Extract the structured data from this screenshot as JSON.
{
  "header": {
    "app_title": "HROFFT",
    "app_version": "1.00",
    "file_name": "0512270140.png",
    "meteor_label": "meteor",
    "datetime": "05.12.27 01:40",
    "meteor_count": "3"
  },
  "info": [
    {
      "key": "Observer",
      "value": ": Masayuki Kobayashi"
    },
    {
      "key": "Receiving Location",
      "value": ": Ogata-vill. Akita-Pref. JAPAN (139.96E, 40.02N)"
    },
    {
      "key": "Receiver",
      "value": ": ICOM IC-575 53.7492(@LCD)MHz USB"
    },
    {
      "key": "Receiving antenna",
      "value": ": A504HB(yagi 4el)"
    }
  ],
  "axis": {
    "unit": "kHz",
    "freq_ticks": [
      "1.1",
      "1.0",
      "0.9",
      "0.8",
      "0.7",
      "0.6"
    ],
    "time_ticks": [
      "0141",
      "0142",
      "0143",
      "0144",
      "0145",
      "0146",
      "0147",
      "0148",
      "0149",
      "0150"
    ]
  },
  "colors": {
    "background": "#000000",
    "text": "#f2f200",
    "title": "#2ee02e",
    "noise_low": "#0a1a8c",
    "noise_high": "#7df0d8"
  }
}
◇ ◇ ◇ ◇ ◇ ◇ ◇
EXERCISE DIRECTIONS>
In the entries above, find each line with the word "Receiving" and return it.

WRITTEN SOLUTION>
      "key": "Receiving Location",
      "key": "Receiving antenna",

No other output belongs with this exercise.